Ryan said the WHO would send more than 2 million treatment courses of antiviral drugs to poor countries to help them prepare for the virus, which is already causing havoc with a travel industry that flies hundreds of thousands of people to and from Mexico each week.

China suspended flights to Mexico after Hong Kong authorities on Friday confirmed a Mexican man who flew via the Chinese mainland was infected with the flu strain. Hong Kong was hit hard by the 2003 SARS outbreak.

Police in surgical masks quarantined 200 guests and 100 staff inside a Hong Kong hotel where the Mexican, 25, had been staying, saying they would be confined for a week.

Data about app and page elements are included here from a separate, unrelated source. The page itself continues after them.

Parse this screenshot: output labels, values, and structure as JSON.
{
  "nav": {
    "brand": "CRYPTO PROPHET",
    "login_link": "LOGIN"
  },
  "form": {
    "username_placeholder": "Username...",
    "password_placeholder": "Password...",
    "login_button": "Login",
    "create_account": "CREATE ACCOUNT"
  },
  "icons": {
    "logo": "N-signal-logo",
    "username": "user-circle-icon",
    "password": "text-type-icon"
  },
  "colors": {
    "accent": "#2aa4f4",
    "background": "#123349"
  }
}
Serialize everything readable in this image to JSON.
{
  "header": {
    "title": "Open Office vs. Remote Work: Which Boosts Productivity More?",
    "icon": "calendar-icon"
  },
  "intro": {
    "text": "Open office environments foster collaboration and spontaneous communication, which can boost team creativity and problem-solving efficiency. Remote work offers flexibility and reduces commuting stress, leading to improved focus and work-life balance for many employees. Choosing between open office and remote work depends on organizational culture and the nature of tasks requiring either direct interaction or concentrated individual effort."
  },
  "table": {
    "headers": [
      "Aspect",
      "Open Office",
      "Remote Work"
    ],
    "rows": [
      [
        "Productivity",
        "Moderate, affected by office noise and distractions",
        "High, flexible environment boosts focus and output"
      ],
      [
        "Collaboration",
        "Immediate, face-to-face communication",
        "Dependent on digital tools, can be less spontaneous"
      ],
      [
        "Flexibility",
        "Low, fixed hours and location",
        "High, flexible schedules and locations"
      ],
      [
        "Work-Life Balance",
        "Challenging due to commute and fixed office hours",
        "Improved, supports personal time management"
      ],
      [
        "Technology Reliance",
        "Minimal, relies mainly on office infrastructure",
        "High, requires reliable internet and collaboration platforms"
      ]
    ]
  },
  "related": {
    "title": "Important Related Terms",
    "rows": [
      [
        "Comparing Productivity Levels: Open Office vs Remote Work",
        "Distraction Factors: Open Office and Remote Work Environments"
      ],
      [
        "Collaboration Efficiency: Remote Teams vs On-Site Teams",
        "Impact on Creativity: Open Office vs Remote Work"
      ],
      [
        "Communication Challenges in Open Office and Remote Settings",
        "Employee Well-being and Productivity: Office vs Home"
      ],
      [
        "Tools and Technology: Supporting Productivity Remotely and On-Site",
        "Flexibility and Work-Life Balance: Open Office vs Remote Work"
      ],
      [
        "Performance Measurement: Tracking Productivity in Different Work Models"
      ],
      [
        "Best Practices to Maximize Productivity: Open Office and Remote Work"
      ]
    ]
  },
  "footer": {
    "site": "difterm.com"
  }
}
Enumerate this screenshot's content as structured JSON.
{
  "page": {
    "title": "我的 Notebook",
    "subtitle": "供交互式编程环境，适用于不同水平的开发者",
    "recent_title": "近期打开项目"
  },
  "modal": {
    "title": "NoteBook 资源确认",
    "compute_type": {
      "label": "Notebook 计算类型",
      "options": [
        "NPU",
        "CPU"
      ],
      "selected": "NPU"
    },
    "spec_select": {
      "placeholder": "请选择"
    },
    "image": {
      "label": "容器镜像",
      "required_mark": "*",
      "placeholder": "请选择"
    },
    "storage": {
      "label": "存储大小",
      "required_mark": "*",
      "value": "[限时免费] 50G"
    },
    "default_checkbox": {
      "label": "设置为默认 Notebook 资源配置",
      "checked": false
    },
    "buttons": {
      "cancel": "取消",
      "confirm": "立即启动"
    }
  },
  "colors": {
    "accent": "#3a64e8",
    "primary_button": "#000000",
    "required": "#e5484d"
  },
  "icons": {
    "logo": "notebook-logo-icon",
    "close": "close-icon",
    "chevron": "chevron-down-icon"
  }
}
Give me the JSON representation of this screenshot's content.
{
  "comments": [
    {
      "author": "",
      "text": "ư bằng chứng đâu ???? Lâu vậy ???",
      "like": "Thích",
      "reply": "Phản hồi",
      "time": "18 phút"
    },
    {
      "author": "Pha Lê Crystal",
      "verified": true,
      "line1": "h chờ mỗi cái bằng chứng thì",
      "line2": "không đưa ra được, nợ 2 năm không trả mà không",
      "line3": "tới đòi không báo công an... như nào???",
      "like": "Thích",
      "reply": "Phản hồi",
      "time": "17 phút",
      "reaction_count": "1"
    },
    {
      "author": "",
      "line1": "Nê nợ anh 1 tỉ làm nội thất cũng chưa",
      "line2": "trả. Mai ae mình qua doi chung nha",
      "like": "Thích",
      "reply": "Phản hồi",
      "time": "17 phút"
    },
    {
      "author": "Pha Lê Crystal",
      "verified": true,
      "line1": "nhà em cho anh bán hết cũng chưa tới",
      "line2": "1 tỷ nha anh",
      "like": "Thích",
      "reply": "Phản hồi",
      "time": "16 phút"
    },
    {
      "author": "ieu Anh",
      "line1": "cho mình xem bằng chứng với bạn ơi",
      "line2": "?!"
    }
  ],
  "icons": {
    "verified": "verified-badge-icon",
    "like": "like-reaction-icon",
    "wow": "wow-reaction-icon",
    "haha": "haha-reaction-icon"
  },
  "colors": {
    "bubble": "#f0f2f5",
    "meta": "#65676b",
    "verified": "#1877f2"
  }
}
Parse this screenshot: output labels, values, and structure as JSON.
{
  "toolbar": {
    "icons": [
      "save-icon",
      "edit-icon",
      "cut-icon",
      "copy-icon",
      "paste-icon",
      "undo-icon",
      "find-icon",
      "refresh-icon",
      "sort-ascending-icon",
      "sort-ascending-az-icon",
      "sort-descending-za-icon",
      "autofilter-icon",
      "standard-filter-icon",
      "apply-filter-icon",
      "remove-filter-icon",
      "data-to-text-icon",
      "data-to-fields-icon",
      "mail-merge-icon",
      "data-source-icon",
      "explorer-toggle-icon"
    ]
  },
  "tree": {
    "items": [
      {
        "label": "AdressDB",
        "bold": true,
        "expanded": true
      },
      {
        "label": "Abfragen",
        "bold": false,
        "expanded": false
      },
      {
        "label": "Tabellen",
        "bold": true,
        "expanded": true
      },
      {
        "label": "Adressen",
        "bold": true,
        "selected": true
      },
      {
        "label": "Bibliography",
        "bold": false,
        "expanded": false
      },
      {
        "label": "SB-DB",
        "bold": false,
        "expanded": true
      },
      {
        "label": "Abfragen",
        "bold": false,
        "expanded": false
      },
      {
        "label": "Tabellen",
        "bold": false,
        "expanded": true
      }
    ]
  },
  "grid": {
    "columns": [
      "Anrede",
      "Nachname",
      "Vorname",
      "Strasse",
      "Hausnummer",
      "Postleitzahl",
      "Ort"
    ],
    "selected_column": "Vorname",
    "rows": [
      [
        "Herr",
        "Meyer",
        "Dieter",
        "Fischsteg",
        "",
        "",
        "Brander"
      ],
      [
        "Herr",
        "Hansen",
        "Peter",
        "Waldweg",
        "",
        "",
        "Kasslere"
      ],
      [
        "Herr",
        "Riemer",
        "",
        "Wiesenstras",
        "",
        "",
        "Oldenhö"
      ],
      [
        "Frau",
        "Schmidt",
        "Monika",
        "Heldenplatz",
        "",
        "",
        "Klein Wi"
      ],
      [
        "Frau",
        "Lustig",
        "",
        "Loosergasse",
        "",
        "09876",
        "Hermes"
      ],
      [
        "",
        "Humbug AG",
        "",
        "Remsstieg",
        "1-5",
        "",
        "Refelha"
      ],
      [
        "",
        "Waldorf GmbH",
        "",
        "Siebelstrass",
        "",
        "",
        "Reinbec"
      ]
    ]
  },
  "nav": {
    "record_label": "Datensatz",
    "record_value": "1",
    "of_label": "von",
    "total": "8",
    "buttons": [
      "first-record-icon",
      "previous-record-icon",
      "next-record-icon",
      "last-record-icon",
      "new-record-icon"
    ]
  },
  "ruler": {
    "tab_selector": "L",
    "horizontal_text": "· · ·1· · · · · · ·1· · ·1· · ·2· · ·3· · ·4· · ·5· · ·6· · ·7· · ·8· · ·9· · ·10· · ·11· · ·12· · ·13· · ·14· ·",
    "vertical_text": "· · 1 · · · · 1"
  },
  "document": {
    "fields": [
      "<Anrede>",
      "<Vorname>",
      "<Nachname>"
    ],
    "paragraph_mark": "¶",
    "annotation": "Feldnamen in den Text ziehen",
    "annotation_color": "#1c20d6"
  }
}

“They said everybody needed to go back to their rooms. I don’t want to go to my room because I want to be out,” an Australian man at the hotel told a TV reporter by telephone.

Public hospitals in Mexico have noted a steady drop in patients turning up with fevers, suggesting the infection rate may be declining as people don face masks and use hand gel.

Cordova said of 159 suspected flu deaths, tests showed 58 died of other causes. He said 16 deaths were confirmed as caused by the H1N1 flu and 85 were being tested.

In Mexico City, big parks, museums and zoos were shut and in the sprawling metropolis of 20 million people many were heeding a government call to stay home for a prolonged five day-holiday to try to stem new infections.

Jose Francisco Suarez, 15, said he wanted to get back to school. “We’re sick of this situation. A few days off school wouldn’t be so bad but now there’s nothing to do,” he said during a break playing basketball with two friends.

Additional reporting by reporting by Cyntia Barrera, Louis Egan, Alistair Bell and Kieran Murray in Mexico City Anahi Rama and Tan Ee Lyn in Hong Kong, Laura MacInnis in Geneva, Silvia Aloisi in Rome; Writing by Andrew Quinn; Editing by Alan Elsner and Peter Cooney